JEF chair Alan Schwarz said he was “delighted” that 28 children have enrolled in Jewish schools as a result, generating an estimated $3 million in additional revenue for the participating schools until the children graduate.
“While all our schools are already providing fee support to families in financial need, the pilot has shown us there is a real need in our community to supplement the existing school fee support with an independent process to assess parents’ capacity to pay fees,” he noted.
He added that JEF is “grateful” that the Jewish schools have been “cooperating to make this possible, and to the philanthropists for helping to fund this important initiative”.
The FAB provides a non-intrusive and independent process to assess the capacity of parents with children in government schools to pay fees in a Jewish school. Applicants complete an online form, providing details of their family size, housing, income, assets and liabilities.
Bialik College, King David School, Leibler Yavneh College, Mount Scopus Memorial College, Sholem Aleichem College and Yeshivah–Beth Rivkah Colleges are all participating in the program.
The 2021 census showed the percentage of Jewish children attending government primary schools had risen from 35 per cent to close to 40 per cent in just 10 years.
“In 2022, there were about 4000 Jewish children in non-Jewish schools and 700 vacancies in existing classes in Jewish schools. It makes good sense to fill those places with children who want to be in a Jewish school, by assessing them to pay a fair fee based on their individual circumstances,” FAB chair Kevin Slomoi said.
In consultation with the schools, a number of improvements have been made to the pilot for 2023.
“We carefully analysed the results of the 2022 pilot and realised we need to make school fees more accessible for middle-income families, while ensuring that the model is sustainable,” Slomoi said.
Analysis also found that a 100 per cent discount is not sustainable long term. “We have adjusted the model to take into account costs of living and interest rate increases, and to ensure that all parents make a minimum contribution towards fees,” Slomoi added.

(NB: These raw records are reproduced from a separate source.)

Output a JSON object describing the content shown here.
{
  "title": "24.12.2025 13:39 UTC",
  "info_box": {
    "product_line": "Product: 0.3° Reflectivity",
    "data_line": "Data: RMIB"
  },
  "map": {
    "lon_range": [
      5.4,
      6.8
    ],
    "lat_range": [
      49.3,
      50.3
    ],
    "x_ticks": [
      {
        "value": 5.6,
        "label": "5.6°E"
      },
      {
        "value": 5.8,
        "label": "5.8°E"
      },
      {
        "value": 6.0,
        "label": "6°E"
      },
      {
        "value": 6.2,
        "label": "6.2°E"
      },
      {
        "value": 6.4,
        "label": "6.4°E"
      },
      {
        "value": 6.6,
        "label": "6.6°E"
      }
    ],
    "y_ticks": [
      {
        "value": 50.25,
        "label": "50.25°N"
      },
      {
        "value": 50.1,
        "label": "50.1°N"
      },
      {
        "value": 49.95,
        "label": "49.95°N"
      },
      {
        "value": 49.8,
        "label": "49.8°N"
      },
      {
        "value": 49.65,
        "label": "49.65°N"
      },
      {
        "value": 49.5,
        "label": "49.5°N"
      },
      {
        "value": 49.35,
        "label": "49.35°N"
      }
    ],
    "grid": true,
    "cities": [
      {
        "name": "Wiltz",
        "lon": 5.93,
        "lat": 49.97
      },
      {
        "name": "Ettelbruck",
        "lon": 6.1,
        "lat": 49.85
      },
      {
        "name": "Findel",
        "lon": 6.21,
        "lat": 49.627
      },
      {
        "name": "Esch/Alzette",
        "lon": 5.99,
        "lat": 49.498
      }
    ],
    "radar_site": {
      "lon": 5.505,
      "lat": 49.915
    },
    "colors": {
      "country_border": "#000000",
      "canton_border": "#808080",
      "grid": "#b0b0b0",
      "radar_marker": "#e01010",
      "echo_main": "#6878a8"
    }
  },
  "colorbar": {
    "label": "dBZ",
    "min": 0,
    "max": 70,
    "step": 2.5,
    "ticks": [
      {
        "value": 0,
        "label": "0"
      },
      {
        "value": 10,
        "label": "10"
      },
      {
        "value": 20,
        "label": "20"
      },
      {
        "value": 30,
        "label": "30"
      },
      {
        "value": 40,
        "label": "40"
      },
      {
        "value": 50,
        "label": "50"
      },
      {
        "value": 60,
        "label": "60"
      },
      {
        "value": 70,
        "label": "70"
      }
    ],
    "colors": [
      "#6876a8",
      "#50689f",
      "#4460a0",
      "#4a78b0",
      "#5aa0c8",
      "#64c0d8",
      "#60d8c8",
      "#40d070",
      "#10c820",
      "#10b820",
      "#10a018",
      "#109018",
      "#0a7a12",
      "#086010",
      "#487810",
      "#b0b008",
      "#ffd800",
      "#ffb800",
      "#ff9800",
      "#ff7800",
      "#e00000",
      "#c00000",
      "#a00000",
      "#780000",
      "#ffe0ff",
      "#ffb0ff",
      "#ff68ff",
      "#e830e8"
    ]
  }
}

The next round of assessments is open from February 5 to March 12, for enrolment in mid-2023 or the beginning of 2024.
Apply: contact Nechama Bendet 0425 770 002 or email admin@Jewisheducationfoundation.com